## Work task
The records below are split into lines. How many of those lines contain the string "Inflow"? Reply with the number only.

[Data records Boundary: Start]

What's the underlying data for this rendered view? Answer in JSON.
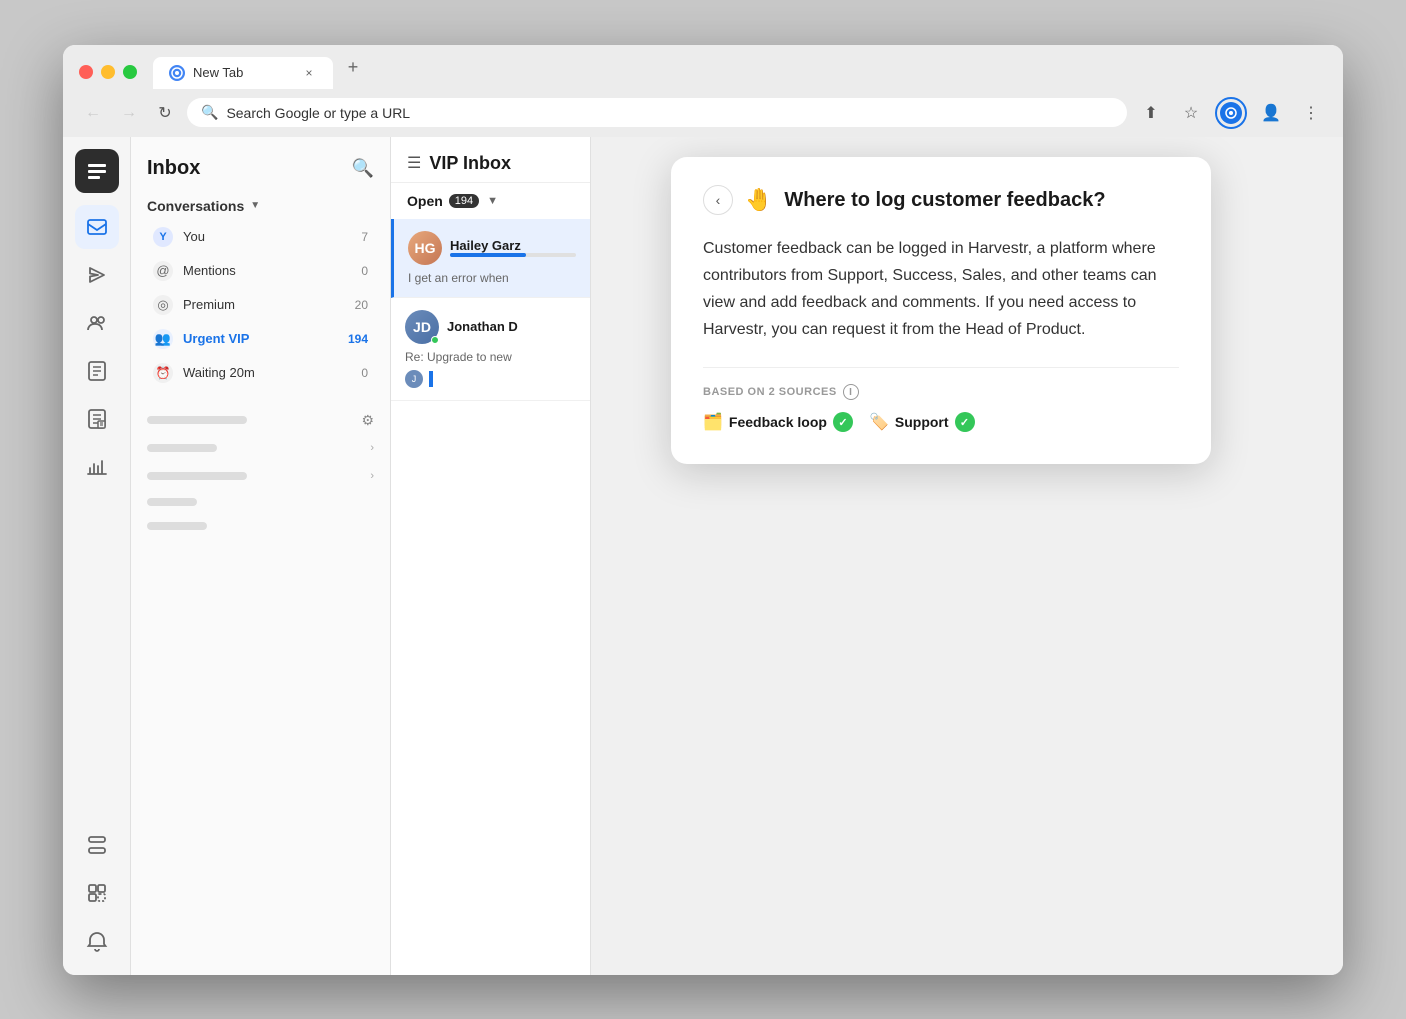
{
  "browser": {
    "tab_label": "New Tab",
    "address_bar_placeholder": "Search Google or type a URL",
    "new_tab_icon": "+",
    "close_tab_icon": "×"
  },
  "nav_panel": {
    "title": "Inbox",
    "conversations_label": "Conversations",
    "items": [
      {
        "id": "you",
        "label": "You",
        "count": "7",
        "icon": "👤"
      },
      {
        "id": "mentions",
        "label": "Mentions",
        "count": "0",
        "icon": "@"
      },
      {
        "id": "premium",
        "label": "Premium",
        "count": "20",
        "icon": "🔘"
      },
      {
        "id": "urgent-vip",
        "label": "Urgent VIP",
        "count": "194",
        "icon": "👥",
        "active": true
      },
      {
        "id": "waiting",
        "label": "Waiting 20m",
        "count": "0",
        "icon": "⏰"
      }
    ]
  },
  "inbox_panel": {
    "title": "VIP Inbox",
    "open_label": "Open",
    "open_count": "194",
    "conversations": [
      {
        "id": "hailey",
        "name": "Hailey Garz",
        "preview": "I get an error when",
        "avatar_initials": "HG",
        "has_progress": true,
        "selected": true
      },
      {
        "id": "jonathan",
        "name": "Jonathan D",
        "preview": "Re: Upgrade to new",
        "avatar_initials": "JD",
        "online": true,
        "selected": false
      }
    ]
  },
  "knowledge_popup": {
    "title": "Where to log customer feedback?",
    "title_icon": "🤚",
    "body": "Customer feedback can be logged in Harvestr, a platform where contributors from Support, Success, Sales, and other teams can view and add feedback and comments. If you need access to Harvestr, you can request it from the Head of Product.",
    "sources_label": "BASED ON 2 SOURCES",
    "sources": [
      {
        "id": "feedback-loop",
        "label": "Feedback loop",
        "icon": "🗂️"
      },
      {
        "id": "support",
        "label": "Support",
        "icon": "🏷️"
      }
    ],
    "back_icon": "‹"
  },
  "sidebar_icons": {
    "logo_text": "≡",
    "items": [
      {
        "id": "inbox",
        "icon": "✉",
        "active": true
      },
      {
        "id": "send",
        "icon": "✈"
      },
      {
        "id": "team",
        "icon": "👥"
      },
      {
        "id": "book",
        "icon": "📖"
      },
      {
        "id": "notes",
        "icon": "📋"
      },
      {
        "id": "chart",
        "icon": "📊"
      }
    ],
    "bottom_items": [
      {
        "id": "compose",
        "icon": "🖊"
      },
      {
        "id": "apps",
        "icon": "⊞"
      },
      {
        "id": "bell",
        "icon": "🔔"
      }
    ]
  }
}
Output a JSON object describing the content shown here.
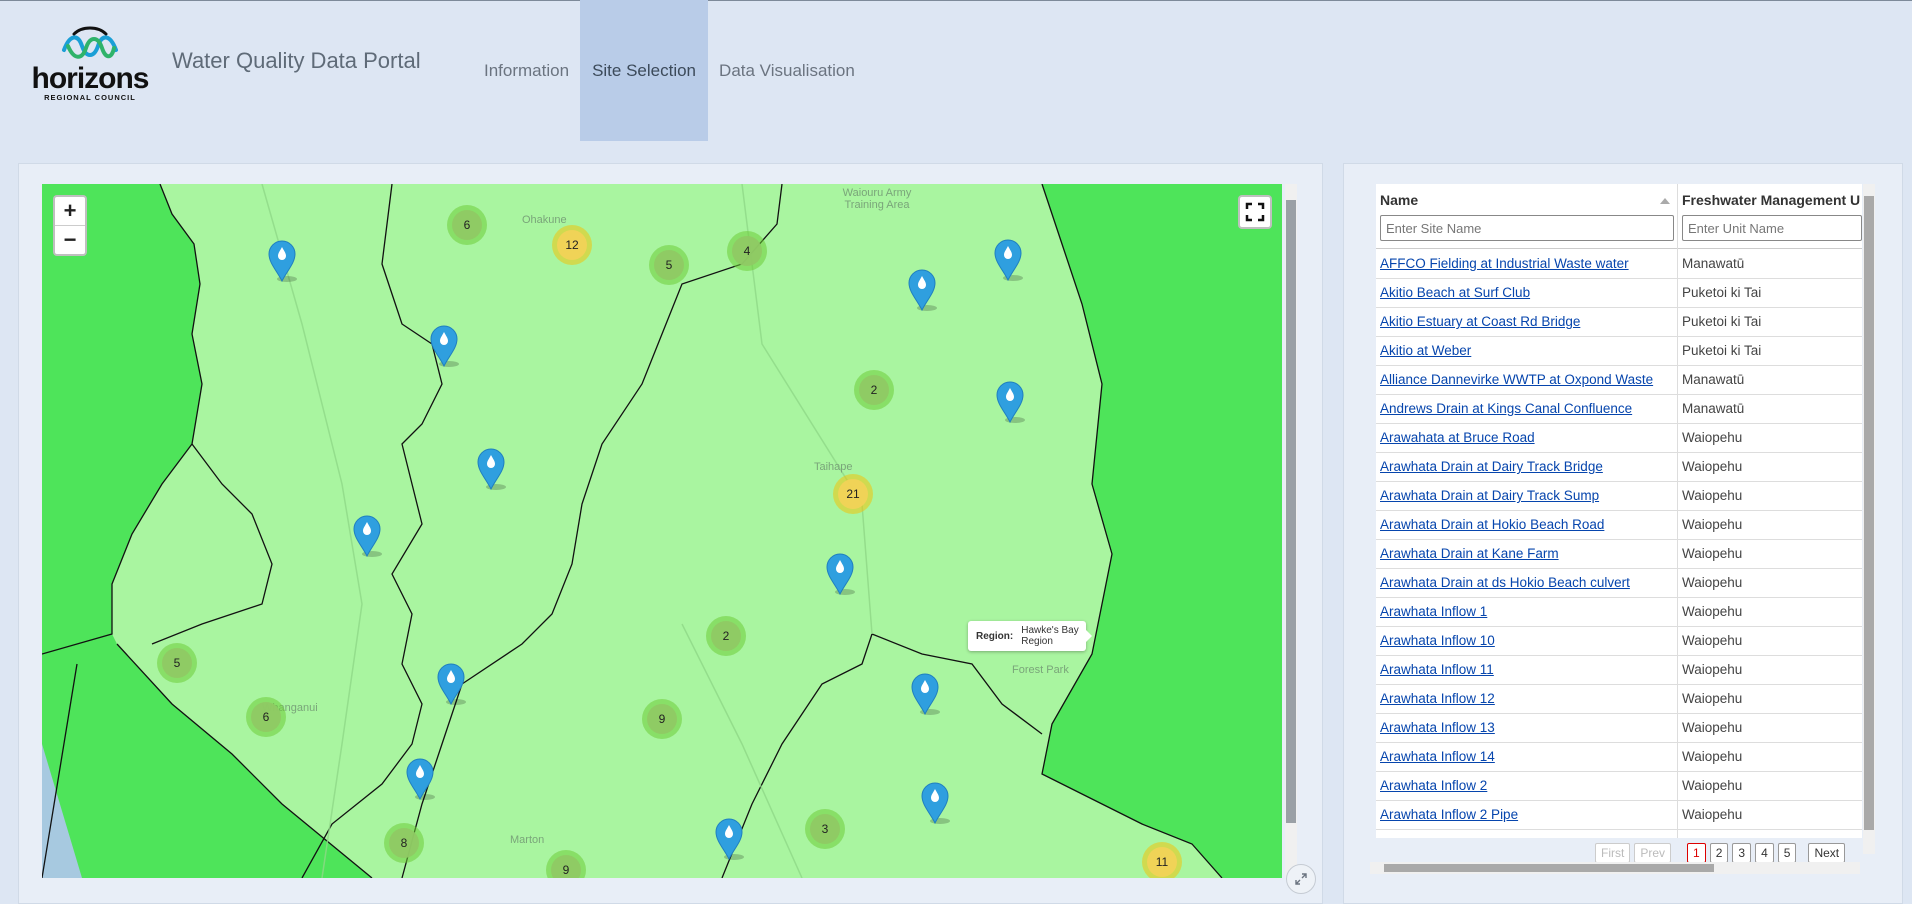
{
  "header": {
    "logo_text": "horizons",
    "logo_subtext": "REGIONAL COUNCIL",
    "title": "Water Quality Data Portal",
    "nav": [
      {
        "label": "Information",
        "active": false
      },
      {
        "label": "Site Selection",
        "active": true
      },
      {
        "label": "Data Visualisation",
        "active": false
      }
    ]
  },
  "map": {
    "zoom_in": "+",
    "zoom_out": "−",
    "tooltip": {
      "key": "Region:",
      "value": "Hawke's Bay Region"
    },
    "place_labels": [
      "Ohakune",
      "Taihape",
      "Whanganui",
      "Marton",
      "Waiouru Army Training Area",
      "Forest Park"
    ],
    "clusters": [
      {
        "count": "6",
        "tier": "small"
      },
      {
        "count": "12",
        "tier": "medium"
      },
      {
        "count": "5",
        "tier": "small"
      },
      {
        "count": "4",
        "tier": "small"
      },
      {
        "count": "2",
        "tier": "small"
      },
      {
        "count": "21",
        "tier": "medium"
      },
      {
        "count": "2",
        "tier": "small"
      },
      {
        "count": "5",
        "tier": "small"
      },
      {
        "count": "6",
        "tier": "small"
      },
      {
        "count": "9",
        "tier": "small"
      },
      {
        "count": "3",
        "tier": "small"
      },
      {
        "count": "8",
        "tier": "small"
      },
      {
        "count": "9",
        "tier": "small"
      },
      {
        "count": "11",
        "tier": "medium"
      }
    ],
    "colors": {
      "region_fill": "#a9f5a0",
      "outside_fill": "#4ee45a",
      "pin": "#2f9fdf",
      "sea": "#a7c9e0"
    }
  },
  "table": {
    "columns": [
      "Name",
      "Freshwater Management U"
    ],
    "filters": {
      "name_placeholder": "Enter Site Name",
      "unit_placeholder": "Enter Unit Name"
    },
    "rows": [
      {
        "name": "AFFCO Fielding at Industrial Waste water",
        "unit": "Manawatū"
      },
      {
        "name": "Akitio Beach at Surf Club",
        "unit": "Puketoi ki Tai"
      },
      {
        "name": "Akitio Estuary at Coast Rd Bridge",
        "unit": "Puketoi ki Tai"
      },
      {
        "name": "Akitio at Weber",
        "unit": "Puketoi ki Tai"
      },
      {
        "name": "Alliance Dannevirke WWTP at Oxpond Waste",
        "unit": "Manawatū"
      },
      {
        "name": "Andrews Drain at Kings Canal Confluence",
        "unit": "Manawatū"
      },
      {
        "name": "Arawahata at Bruce Road",
        "unit": "Waiopehu"
      },
      {
        "name": "Arawhata Drain at Dairy Track Bridge",
        "unit": "Waiopehu"
      },
      {
        "name": "Arawhata Drain at Dairy Track Sump",
        "unit": "Waiopehu"
      },
      {
        "name": "Arawhata Drain at Hokio Beach Road",
        "unit": "Waiopehu"
      },
      {
        "name": "Arawhata Drain at Kane Farm",
        "unit": "Waiopehu"
      },
      {
        "name": "Arawhata Drain at ds Hokio Beach culvert",
        "unit": "Waiopehu"
      },
      {
        "name": "Arawhata Inflow 1",
        "unit": "Waiopehu"
      },
      {
        "name": "Arawhata Inflow 10",
        "unit": "Waiopehu"
      },
      {
        "name": "Arawhata Inflow 11",
        "unit": "Waiopehu"
      },
      {
        "name": "Arawhata Inflow 12",
        "unit": "Waiopehu"
      },
      {
        "name": "Arawhata Inflow 13",
        "unit": "Waiopehu"
      },
      {
        "name": "Arawhata Inflow 14",
        "unit": "Waiopehu"
      },
      {
        "name": "Arawhata Inflow 2",
        "unit": "Waiopehu"
      },
      {
        "name": "Arawhata Inflow 2 Pipe",
        "unit": "Waiopehu"
      }
    ],
    "pager": {
      "first": "First",
      "prev": "Prev",
      "pages": [
        "1",
        "2",
        "3",
        "4",
        "5"
      ],
      "current": "1",
      "next": "Next"
    }
  }
}
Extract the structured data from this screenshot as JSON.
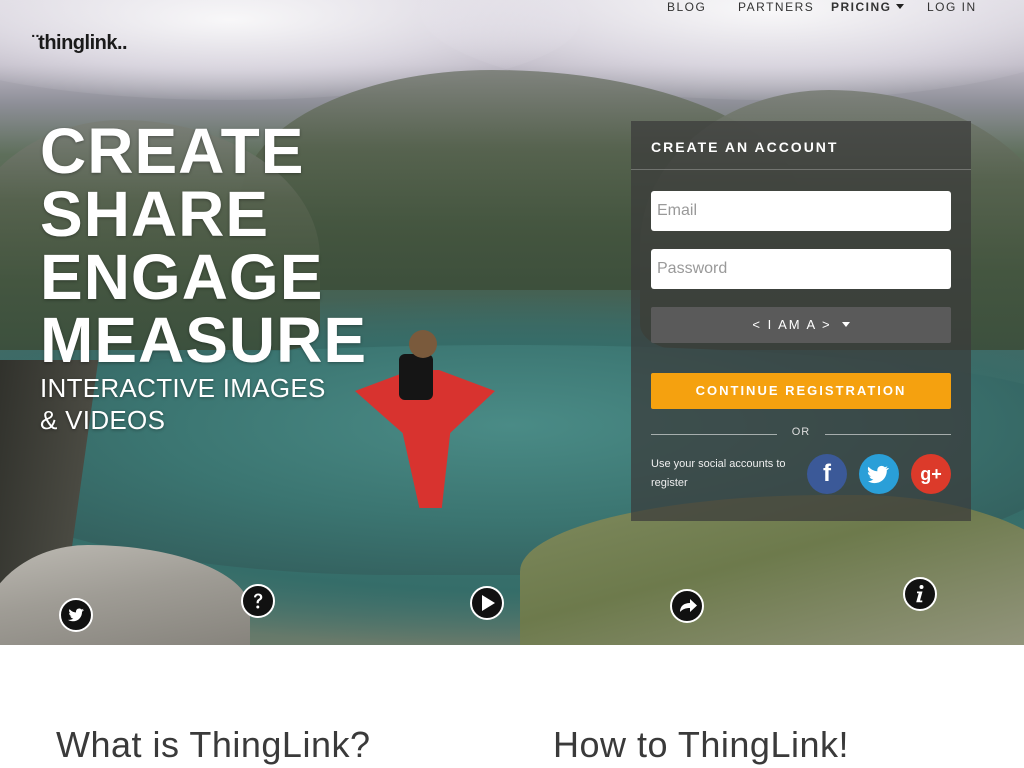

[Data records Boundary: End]

## Response
8